(Data records for software interfaces)
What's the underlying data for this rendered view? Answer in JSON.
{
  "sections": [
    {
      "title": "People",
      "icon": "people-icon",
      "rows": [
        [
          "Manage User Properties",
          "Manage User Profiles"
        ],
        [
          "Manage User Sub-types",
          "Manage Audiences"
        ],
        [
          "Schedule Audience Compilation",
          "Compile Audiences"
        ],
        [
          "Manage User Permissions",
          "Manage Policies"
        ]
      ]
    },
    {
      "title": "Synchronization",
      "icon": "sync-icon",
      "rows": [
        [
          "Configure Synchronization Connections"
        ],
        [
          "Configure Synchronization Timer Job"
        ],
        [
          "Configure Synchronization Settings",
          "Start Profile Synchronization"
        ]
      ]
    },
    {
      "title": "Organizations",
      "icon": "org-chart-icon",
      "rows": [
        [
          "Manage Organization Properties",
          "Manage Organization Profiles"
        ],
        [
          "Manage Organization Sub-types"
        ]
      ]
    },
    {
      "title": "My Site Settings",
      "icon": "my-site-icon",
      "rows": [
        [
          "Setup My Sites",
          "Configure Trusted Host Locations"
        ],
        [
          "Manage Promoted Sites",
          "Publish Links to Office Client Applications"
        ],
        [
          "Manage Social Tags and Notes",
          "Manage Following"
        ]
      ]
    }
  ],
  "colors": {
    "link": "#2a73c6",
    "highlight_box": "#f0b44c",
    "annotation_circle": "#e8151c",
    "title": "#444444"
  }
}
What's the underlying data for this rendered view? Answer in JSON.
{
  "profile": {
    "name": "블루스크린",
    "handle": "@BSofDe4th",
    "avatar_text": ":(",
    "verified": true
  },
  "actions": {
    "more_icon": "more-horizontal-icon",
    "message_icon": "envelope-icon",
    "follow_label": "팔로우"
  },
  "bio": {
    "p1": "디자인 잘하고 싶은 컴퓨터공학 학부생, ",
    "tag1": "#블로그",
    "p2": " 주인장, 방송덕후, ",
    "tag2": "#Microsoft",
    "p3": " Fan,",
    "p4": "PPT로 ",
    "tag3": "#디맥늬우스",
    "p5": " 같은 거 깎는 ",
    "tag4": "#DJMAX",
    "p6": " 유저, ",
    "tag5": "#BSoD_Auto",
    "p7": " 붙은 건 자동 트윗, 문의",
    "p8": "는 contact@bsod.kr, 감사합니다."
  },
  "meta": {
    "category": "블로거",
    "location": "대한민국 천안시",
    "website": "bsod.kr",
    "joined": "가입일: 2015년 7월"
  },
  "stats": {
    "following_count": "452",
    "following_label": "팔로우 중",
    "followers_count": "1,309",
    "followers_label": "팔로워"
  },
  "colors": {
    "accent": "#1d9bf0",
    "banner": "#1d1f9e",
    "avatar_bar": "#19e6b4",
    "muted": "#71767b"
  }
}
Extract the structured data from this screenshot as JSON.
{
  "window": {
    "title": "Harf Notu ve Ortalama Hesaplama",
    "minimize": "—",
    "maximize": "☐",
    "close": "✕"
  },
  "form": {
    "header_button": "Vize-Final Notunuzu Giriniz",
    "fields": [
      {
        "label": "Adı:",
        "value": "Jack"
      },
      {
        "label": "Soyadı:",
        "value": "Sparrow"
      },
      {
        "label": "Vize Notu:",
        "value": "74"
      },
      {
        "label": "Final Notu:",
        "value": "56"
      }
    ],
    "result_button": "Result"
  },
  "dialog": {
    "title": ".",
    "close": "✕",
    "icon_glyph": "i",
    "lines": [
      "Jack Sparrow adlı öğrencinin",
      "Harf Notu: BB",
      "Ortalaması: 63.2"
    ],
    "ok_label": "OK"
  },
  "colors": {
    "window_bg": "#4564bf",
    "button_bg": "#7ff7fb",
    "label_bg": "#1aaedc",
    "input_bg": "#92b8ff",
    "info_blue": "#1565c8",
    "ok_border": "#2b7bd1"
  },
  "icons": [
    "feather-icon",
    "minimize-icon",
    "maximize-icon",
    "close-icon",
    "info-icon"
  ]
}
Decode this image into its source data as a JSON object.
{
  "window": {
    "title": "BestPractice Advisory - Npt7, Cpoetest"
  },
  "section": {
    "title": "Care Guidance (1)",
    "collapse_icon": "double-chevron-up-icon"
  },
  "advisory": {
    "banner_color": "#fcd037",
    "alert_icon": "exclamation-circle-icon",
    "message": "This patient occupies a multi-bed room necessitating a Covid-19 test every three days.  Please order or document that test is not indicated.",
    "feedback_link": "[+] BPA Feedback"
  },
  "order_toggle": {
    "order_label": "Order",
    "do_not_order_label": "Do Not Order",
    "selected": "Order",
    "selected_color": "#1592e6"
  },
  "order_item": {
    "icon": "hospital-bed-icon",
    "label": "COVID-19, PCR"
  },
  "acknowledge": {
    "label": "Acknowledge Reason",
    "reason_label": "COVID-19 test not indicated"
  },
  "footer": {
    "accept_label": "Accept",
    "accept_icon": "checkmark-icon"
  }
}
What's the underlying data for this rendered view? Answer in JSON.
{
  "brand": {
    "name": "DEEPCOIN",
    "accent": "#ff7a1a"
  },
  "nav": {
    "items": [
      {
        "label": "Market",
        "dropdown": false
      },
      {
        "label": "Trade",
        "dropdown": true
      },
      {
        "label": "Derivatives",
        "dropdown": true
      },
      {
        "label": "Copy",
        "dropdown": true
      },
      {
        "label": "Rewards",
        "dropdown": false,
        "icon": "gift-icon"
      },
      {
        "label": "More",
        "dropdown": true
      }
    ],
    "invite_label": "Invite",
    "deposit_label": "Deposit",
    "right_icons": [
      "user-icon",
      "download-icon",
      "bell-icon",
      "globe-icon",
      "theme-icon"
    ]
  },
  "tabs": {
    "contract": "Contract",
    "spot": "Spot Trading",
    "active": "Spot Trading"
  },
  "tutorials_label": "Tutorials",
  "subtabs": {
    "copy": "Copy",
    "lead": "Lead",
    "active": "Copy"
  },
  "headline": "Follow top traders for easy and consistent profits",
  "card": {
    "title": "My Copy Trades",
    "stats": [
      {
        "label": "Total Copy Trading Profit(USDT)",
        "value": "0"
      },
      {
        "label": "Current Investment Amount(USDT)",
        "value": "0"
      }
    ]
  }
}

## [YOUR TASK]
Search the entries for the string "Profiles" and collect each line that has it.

## [COMPLETED TASK]
          "Manage User Profiles"
          "Manage Organization Profiles"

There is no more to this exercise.